Brian Easley: There is a different formula for everyone. Be yourself. Don’t write your songs as if they’re TV jingles. Be about something more than just sex or youth. Attitudes about drugs are starting to change, which is good, but that doesn’t mean coke, heroin, and meth won’t still kill you. Go forth and conquer. Steven Fromholz once said, “There’s good times, and there’s bad times, but there’s still time.” - Fred Marion

This one is a bit different. ‘Circular’, by Washington DC’s own Exit Vehicles (bonus points for the cool name), from their new album ‘Stages’, sounds like an almost math-rock style track, until it breaks out into the pre-chorus buildup, which explodes into a very heavy band jam. It’s done well though, so I can’t complain. Reminds me of those Harmonix-made bonus tracks you could play in Rock Band. You can stream this track, as well as the rest of the album below. Seriously, it’s good! - Jake Wills-Bennett

DC rockers Exit Vehicles perform at an album release party at the Rock and Roll Hotel on Friday, July 3, to debut their first album STAGES.

The band is streaming the new album on Soundcloud. Go listen:

We at ParklifeDC caught Exit Vehicles at the Rock and Roll Hotel on Jan. 16, 2015, and we shared some thoughts:

“Hands down, the most memorable thing about DC’s Exit Vehicles is the sensation that you are literally seeing double as one of the Brothers Polon are performing on each side of the stage. The twins Brian and Adam are dead ringers for one another, and Brian is playing guitar and Adam is playing bass? Or is Adam playing guitar and Brian bass? (It is Adam on bass, I’m assured.)

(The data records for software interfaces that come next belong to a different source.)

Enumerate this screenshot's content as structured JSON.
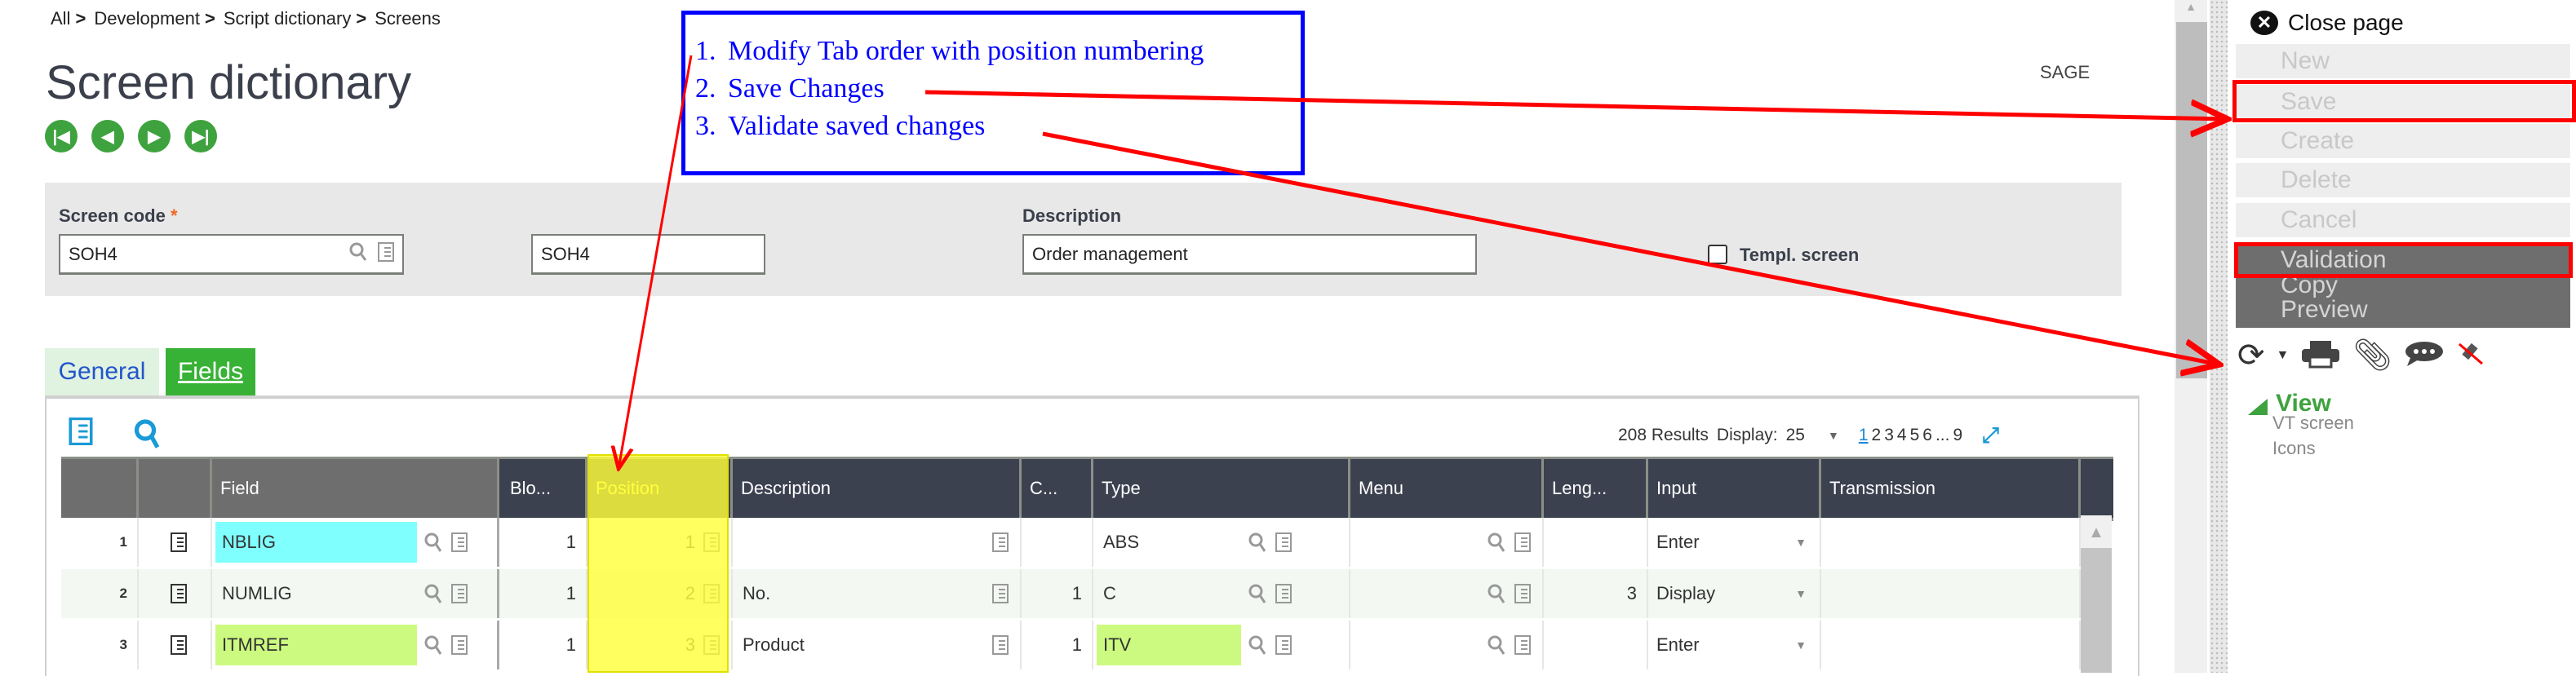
{
  "breadcrumb": [
    "All",
    "Development",
    "Script dictionary",
    "Screens"
  ],
  "breadcrumb_sep": ">",
  "page_title": "Screen dictionary",
  "brand": "SAGE",
  "nav_icons": [
    "first-record-icon",
    "previous-record-icon",
    "next-record-icon",
    "last-record-icon"
  ],
  "form": {
    "screen_code_label": "Screen code",
    "required_mark": "*",
    "screen_code_value": "SOH4",
    "screen_code2_value": "SOH4",
    "description_label": "Description",
    "description_value": "Order management",
    "templ_screen_label": "Templ. screen",
    "templ_screen_checked": false
  },
  "annotation": {
    "steps": [
      {
        "num": "1.",
        "text": "Modify Tab order with position numbering"
      },
      {
        "num": "2.",
        "text": "Save Changes"
      },
      {
        "num": "3.",
        "text": "Validate saved changes"
      }
    ],
    "box_color": "#0000ff",
    "arrow_color": "#ff0000"
  },
  "tabs": [
    {
      "label": "General",
      "active": false
    },
    {
      "label": "Fields",
      "active": true
    }
  ],
  "grid": {
    "results": "208 Results",
    "display_label": "Display:",
    "display_value": "25",
    "pages": [
      "1",
      "2",
      "3",
      "4",
      "5",
      "6",
      "...",
      "9"
    ],
    "current_page": "1",
    "columns": [
      "",
      "",
      "Field",
      "Blo...",
      "Position",
      "Description",
      "C...",
      "Type",
      "Menu",
      "Leng...",
      "Input",
      "Transmission"
    ],
    "rows": [
      {
        "num": "1",
        "field": "NBLIG",
        "field_color": "#80ffff",
        "block": "1",
        "position": "1",
        "description": "",
        "c": "",
        "type": "ABS",
        "type_color": "",
        "menu": "",
        "length": "",
        "input": "Enter",
        "transmission": ""
      },
      {
        "num": "2",
        "field": "NUMLIG",
        "field_color": "",
        "block": "1",
        "position": "2",
        "description": "No.",
        "c": "1",
        "type": "C",
        "type_color": "",
        "menu": "",
        "length": "3",
        "input": "Display",
        "transmission": ""
      },
      {
        "num": "3",
        "field": "ITMREF",
        "field_color": "#ccfa80",
        "block": "1",
        "position": "3",
        "description": "Product",
        "c": "1",
        "type": "ITV",
        "type_color": "#ccfa80",
        "menu": "",
        "length": "",
        "input": "Enter",
        "transmission": ""
      }
    ]
  },
  "right_panel": {
    "close_label": "Close page",
    "actions": [
      {
        "label": "New",
        "enabled": false
      },
      {
        "label": "Save",
        "enabled": false
      },
      {
        "label": "Create",
        "enabled": false
      },
      {
        "label": "Delete",
        "enabled": false
      },
      {
        "label": "Cancel",
        "enabled": false
      }
    ],
    "menu_actions": [
      "Validation",
      "Copy",
      "Preview"
    ],
    "tool_icons": [
      "refresh-icon",
      "dropdown-caret-icon",
      "print-icon",
      "attachment-icon",
      "comment-icon",
      "unpin-icon"
    ],
    "view_label": "View",
    "view_items": [
      "VT screen",
      "Icons"
    ]
  }
}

Thankfully, frontman Brian Easley keeps you grounded. He displays a loose rock-and-roll spirit, and he’s comfortable chatting with the audience.”

We added that songs such as “Like a Record” and “Face Behind” (both on the new album) consistently give off a good groove while the guitars are shimmery and the drums are snappy.

Join Exit Vehicles for their album release party with openers Rom and TONE. Tickets are available online and at the door. - Mickey McCarter


Still working on that hot first release.



Exit Vehicles - Bandcamp: https://exitvehicles.bandcamp.com/

Exit Vehicles are a DC indie rock four piece who formed in mid-2013 as a project between twin brothers Brian and Adam Polon. After being in several bands and releasing several albums apart, the brothers felt it was finally time to try something together, and quickly sketched out 50 original songs on bass and guitar. The twins met drummer Jacob McLocklin (also in DC’s indie/pop/rock outfit Cake and Calculus), and recorded 30 tracks with variations on Soundcloud under the project name The Debuggers (the three bandmembers all work in the DC computer/tech sector). The brothers found singer Brian Easley (a recent DC transplant via Austin and Chicago) through the Internet and began playing a show every month across DC for the next year under the name Exit Vehicles, their homage to science, space, technology, and NASA. Easley is a combat-disabled veteran.

Exit Vehicles recorded STAGES, their first LP, at the Lighthouse Recording Studio in Del Ray, Virginia with Peter Larkin early in 2015. The ten track album is a tribute to the Polon brothers’ intricate and complex songwriting, McLocklin’s dazzling drumwork, and Easley’s visceral lyrics and wiry vocals. The album was also produced by Peter Larkin at The Lighthouse in Del Ray, and mastered by Dave Harris at Studio B in Charlotte, NC. The band's earlier 2014 EP offering – which Natan Press of The Deli Magazine described as “Aggressive yet melodic, progressive yet tight, a solid post-punk rhythm section drives a clean alt/indie sound reminiscent of the best in the city’s history” – was recorded at Inner Ear Studio in Arlington, Virginia by Don Zientara. Exit Vehicles only play every month or two around DC, so be on the lookout for the next show!

Facebook: https://www.facebook.com/exit.vehicles
Twitter: https://twitter.com/exitvehicles
Instagram: https://instagram.com/exitvehicles
Soundcloud: https://soundcloud.com/exit-vehicles

Band Members